▶ **Material for this exercise**

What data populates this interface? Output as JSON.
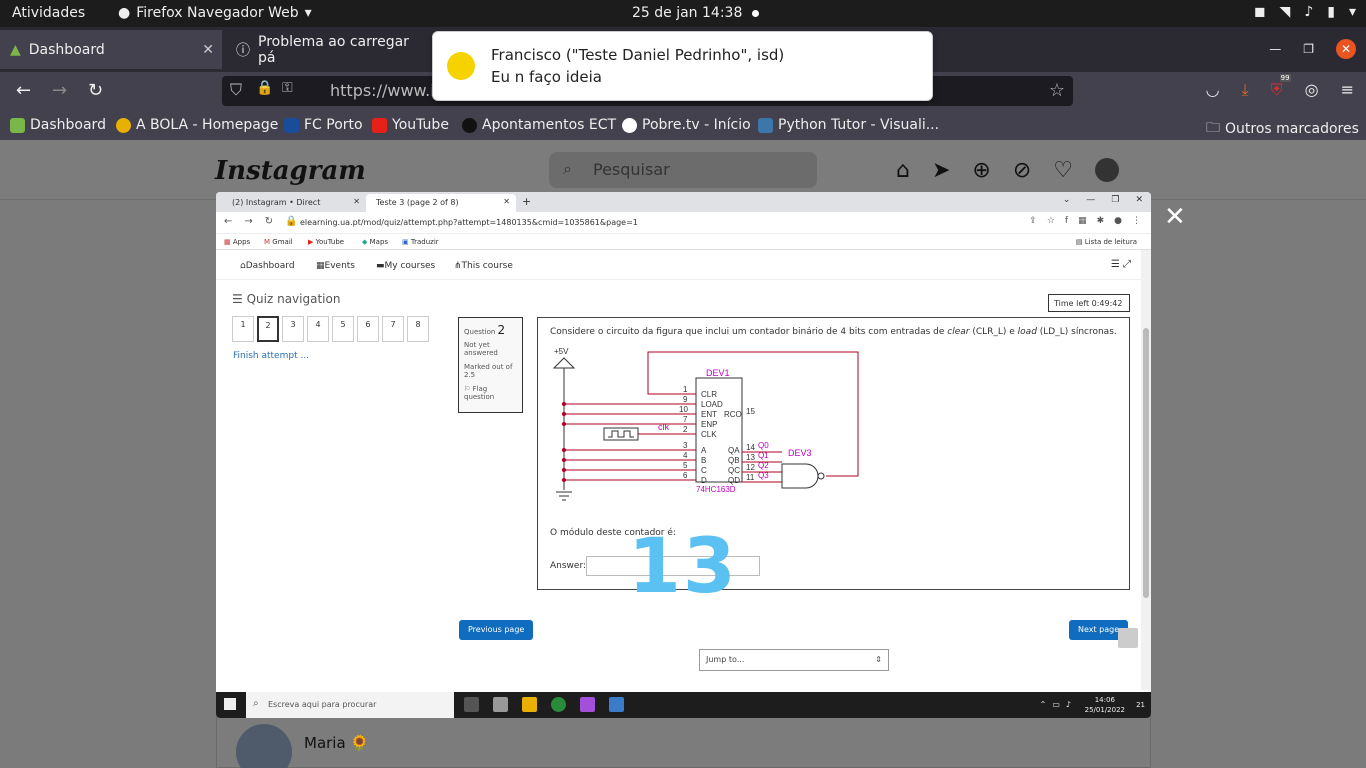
{
  "ubuntu": {
    "activities": "Atividades",
    "app": "Firefox Navegador Web",
    "clock": "25 de jan  14:38"
  },
  "firefox": {
    "tabs": [
      {
        "label": "Dashboard"
      },
      {
        "label": "Problema ao carregar pá"
      }
    ],
    "url": "https://www.in",
    "bookmarks": [
      "Dashboard",
      "A BOLA - Homepage",
      "FC Porto",
      "YouTube",
      "Apontamentos ECT",
      "Pobre.tv - Início",
      "Python Tutor - Visuali...",
      "Outros marcadores"
    ],
    "badge": "99"
  },
  "notification": {
    "title": "Francisco (\"Teste Daniel Pedrinho\", isd)",
    "body": "Eu n faço ideia"
  },
  "instagram": {
    "logo": "Instagram",
    "search_placeholder": "Pesquisar",
    "contact_name": "Maria 🌻"
  },
  "screenshot": {
    "chrome_tabs": [
      "(2) Instagram • Direct",
      "Teste 3 (page 2 of 8)"
    ],
    "url": "elearning.ua.pt/mod/quiz/attempt.php?attempt=1480135&cmid=1035861&page=1",
    "bookmarks": [
      "Apps",
      "Gmail",
      "YouTube",
      "Maps",
      "Traduzir",
      "Lista de leitura"
    ],
    "moodle_nav": [
      "Dashboard",
      "Events",
      "My courses",
      "This course"
    ],
    "quiz_nav_title": "Quiz navigation",
    "quiz_buttons": [
      "1",
      "2",
      "3",
      "4",
      "5",
      "6",
      "7",
      "8"
    ],
    "finish": "Finish attempt ...",
    "question_label": "Question",
    "question_number": "2",
    "question_status": "Not yet answered",
    "question_marks": "Marked out of 2.5",
    "flag": "Flag question",
    "time_left": "Time left 0:49:42",
    "question_text_a": "Considere o circuito da figura que inclui um contador binário de 4 bits com entradas de ",
    "question_clear": "clear",
    "question_text_b": " (CLR_L) e ",
    "question_load": "load",
    "question_text_c": " (LD_L) síncronas.",
    "circuit": {
      "supply": "+5V",
      "dev1": "DEV1",
      "dev3": "DEV3",
      "chip": "74HC163D",
      "clk": "clk",
      "pins_left": [
        "1",
        "9",
        "10",
        "7",
        "2",
        "3",
        "4",
        "5",
        "6"
      ],
      "labels_left": [
        "CLR",
        "LOAD",
        "ENT",
        "ENP",
        "CLK",
        "A",
        "B",
        "C",
        "D"
      ],
      "rco": "RCO",
      "rco_pin": "15",
      "outputs": [
        "QA",
        "QB",
        "QC",
        "QD"
      ],
      "out_pins": [
        "14",
        "13",
        "12",
        "11"
      ],
      "q_labels": [
        "Q0",
        "Q1",
        "Q2",
        "Q3"
      ]
    },
    "modulo_text": "O módulo deste contador é:",
    "answer_label": "Answer:",
    "handwritten": "13",
    "prev": "Previous page",
    "next": "Next page",
    "jump": "Jump to...",
    "taskbar_search": "Escreva aqui para procurar",
    "taskbar_time": "14:06",
    "taskbar_date": "25/01/2022",
    "taskbar_notif": "21"
  },
  "colors": {
    "ubuntu_bar": "#1c1c1c",
    "firefox_dark": "#2b2a33",
    "moodle_blue": "#0f6cbf",
    "circuit_red": "#b00020",
    "circuit_magenta": "#c000c0",
    "handwriting_blue": "#5bc0f2"
  }
}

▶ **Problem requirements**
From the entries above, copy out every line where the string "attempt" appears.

▶ **Solution to this problem**
    "url": "elearning.ua.pt/mod/quiz/attempt.php?attempt=1480135&cmid=1035861&page=1",
    "finish": "Finish attempt ...",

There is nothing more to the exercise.